I am very fortunate to be a fellow of the Casualty Actuarial Society: the terminal credential in my field of actuarial science. The society has been furthering the science, art, and standards of general liability actuarial work for over 100 years, and has consistently maintained, nay, enhanced the value of actuaries and the services they provide.
To paraphrase and possibly expand on my candidate statements, there are two primary reasons I would like to serve the CAS as a board member. We live in a very exciting era, especially as it relates to technological innovation. However, it is also a critical time for the field. Computing power and data collection have grown in ways that would have been unthinkable outside of science fiction even twenty-five years ago. This makes it a wonderful time to be an actuary. I’ve often claimed that actuaries were “doing data science” before that term was invented. While some of the methods and tools may have changed in the recent past, the concept of understanding all elements of risk—quantitative and qualitative—remains one of our core strengths. We have been dealing with most of the problems of data collection, scrubbing, imputation, and analysis for over a century. We are not just “data scientists for insurance”—we are experts in applying the critical combination of statistical techniques, business specific domain knowledge, and awareness of the limitations of any model or methodology.
This leads to one of the issues about which I feel strongly. The proliferation of data-analysis-type jobs is both a boon and a burden. We can, and have, taken advantage of advances in statistical theory, practice, algorithms, and computing power to name just a few. Yet we may also be in danger of being pigeonholed, if not rendered obsolete, if we do not evolve. Data capture, amalgamation, cleaning, and analysis have undergone a veritable sea change in the last decade, and actuaries need to be current, or at least conversant, with these techniques. As a member of the board, I would help the society “ride the wave” of the digital revolution and not only keep but enhance the value that actuaries have and bring to our principals. I believe that in order to stay relevant and valuable in the 21st century, especially in light of other North American actuarial organizations entering the general insurance arena, we need to expand the actuarial toolkit beyond its traditional boundaries. I was a member of the Education Structure Task Force which reviewed the then current syllabus with an eye towards the baseline of what the actuary of the next 25 years should know. I continued as a member of both the Statistics and CERA implementation task forces. The current exam S is one result of these task forces, and serves to better prepare actuaries of the 21st century for the problems they will face. I would like to see similar improvements to the education of actuaries in more advanced statistical concepts, especially the introduction of Bayesian hierarchical models and having actuaries aware of basic unsupervised learning techniques. Not all education needs to be officially enshrined in the syllabus, though. I do not want another exam for the sake of an exam; I do not think we need another exam. Rather, I want the CAS to encourage actuaries to write not only theoretical papers, but papers and monographs which present practical solutions and methods in a clear fashion. These can be used by all actuaries to expand their capabilities and thus enhance their value.
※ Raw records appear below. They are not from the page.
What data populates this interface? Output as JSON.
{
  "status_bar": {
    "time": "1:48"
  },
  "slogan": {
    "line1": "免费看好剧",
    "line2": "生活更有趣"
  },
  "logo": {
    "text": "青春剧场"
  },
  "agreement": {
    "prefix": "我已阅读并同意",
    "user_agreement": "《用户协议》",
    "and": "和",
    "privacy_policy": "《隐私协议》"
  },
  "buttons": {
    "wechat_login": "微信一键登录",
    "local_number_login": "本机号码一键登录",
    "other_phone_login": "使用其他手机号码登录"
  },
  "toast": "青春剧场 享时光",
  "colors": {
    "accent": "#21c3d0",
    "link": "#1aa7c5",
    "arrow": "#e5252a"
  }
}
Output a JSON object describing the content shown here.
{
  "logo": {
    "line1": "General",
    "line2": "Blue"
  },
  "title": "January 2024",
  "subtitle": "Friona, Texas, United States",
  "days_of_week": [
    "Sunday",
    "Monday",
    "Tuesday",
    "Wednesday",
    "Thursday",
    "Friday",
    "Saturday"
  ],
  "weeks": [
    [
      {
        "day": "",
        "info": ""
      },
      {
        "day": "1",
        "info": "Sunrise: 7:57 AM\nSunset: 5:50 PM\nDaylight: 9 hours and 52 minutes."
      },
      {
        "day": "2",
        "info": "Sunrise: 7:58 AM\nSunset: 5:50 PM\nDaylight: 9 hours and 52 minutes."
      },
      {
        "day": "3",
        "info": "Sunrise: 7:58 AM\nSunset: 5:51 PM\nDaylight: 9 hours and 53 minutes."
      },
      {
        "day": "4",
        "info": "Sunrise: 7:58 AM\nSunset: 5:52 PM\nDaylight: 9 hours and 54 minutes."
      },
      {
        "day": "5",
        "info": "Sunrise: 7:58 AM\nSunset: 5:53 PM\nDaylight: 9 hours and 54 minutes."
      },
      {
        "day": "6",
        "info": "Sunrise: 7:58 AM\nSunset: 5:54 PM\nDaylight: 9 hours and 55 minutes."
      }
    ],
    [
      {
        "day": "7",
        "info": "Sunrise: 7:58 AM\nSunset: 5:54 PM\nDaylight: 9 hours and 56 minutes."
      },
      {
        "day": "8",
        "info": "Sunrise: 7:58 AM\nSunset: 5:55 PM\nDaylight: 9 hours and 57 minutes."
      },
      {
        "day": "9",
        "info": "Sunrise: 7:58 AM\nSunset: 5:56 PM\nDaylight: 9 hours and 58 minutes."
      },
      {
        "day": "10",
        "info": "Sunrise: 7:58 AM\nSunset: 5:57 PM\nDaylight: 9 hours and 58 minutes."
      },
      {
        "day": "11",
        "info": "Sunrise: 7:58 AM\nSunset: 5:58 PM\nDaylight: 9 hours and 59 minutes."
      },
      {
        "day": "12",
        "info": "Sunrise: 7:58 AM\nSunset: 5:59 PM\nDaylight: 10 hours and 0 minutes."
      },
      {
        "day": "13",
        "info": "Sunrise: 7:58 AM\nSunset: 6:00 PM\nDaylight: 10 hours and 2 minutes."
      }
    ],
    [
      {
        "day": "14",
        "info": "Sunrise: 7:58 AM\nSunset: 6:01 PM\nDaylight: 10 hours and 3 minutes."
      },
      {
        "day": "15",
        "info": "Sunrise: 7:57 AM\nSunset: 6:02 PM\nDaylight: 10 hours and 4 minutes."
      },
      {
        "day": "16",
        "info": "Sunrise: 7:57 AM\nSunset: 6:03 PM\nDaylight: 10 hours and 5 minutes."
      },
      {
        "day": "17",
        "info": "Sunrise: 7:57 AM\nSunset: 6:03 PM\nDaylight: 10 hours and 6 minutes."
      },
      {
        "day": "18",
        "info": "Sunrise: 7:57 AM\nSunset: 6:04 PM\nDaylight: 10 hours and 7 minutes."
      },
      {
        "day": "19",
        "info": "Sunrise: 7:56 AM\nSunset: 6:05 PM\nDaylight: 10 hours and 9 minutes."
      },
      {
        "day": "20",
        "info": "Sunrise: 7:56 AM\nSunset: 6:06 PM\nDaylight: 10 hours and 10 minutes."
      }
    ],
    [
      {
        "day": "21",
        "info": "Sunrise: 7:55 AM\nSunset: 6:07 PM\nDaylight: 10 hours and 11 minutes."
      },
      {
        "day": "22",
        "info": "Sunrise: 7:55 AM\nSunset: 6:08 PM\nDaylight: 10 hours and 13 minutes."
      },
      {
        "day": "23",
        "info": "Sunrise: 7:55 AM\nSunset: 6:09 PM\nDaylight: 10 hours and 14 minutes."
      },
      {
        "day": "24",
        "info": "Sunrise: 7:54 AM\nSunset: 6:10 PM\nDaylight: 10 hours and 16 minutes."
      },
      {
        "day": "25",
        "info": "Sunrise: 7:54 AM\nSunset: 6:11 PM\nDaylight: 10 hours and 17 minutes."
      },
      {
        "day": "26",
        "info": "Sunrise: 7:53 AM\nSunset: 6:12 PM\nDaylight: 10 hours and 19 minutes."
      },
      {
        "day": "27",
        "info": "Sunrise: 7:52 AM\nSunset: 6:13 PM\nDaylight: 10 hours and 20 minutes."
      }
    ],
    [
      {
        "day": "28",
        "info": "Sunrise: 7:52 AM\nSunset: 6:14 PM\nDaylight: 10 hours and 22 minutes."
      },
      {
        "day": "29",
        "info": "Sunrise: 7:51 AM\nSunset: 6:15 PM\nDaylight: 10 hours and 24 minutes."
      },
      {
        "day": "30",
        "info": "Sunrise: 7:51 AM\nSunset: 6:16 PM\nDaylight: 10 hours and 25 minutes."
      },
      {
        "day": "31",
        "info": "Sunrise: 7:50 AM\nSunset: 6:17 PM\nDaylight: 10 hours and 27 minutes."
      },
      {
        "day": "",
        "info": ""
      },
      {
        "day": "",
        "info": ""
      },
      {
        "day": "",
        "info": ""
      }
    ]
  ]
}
A second related issue which I feel is important is that I believe that increasing the visibility of the actuarial role in non-traditional risk management venues is in the best interest of the CAS and its members. New corporate and risk paradigms have emerged in the past decade, and existing non-insurance entities have seen value in actuarial services. New corporate concepts such as the proliferation of peer-to-peer companies have need of risk management services, and some already use actuaries. Traditional companies are now exposed to both new kinds of risk, such as cyber, as well as increased exposure to risks previously considered de minimis, such as domestic terrorism against property and infrastructure. Even non-insurance, non-classical risk bearing entities have made use of actuarial services, as the NFL did as part of its response to the brain trauma lawsuit. I believe that increasing awareness about the specific value actuaries bring to risk management roles in non-traditional venues will both solidify and expand opportunities for current and future actuaries.
Overall, I consider myself extremely fortunate to have this career at the crossroads of statistics and problem solving at this time. The CAS has been nurturing and advancing the science, art, education, and standards of casualty actuarial practice for over a century, providing the framework in which we actuaries perform with integrity and competence. For that alone we all owe the CAS a debt of gratitude. As a predominantly volunteer-driven and run organization, we can demonstrate that gratitude by giving of our time and expertise to the CAS and all of its members. More recently, I was privileged to be a member of the nominating committee for the past two years, and saw first-hand the care and concern that the CAS leadership has regarding the growth and health of the organization. The strategic thinking and attention to the short, medium, and long-term needs of the society and its members inspired me. Serving on the board would allow me to both give back to the CAS and “pay forward” the debt of gratitude I owe the society and all its members.
I would certainly appreciate your support come August 1, but more importantly, I would appreciate it if you took the time to review the candidates—and they are all interested in bettering the CAS and its members—and make an informed decision for whom to vote come August. This is your society, and as recent political events have shown, elections matter! Please use your vote, and use it as best you see fit. Thank you.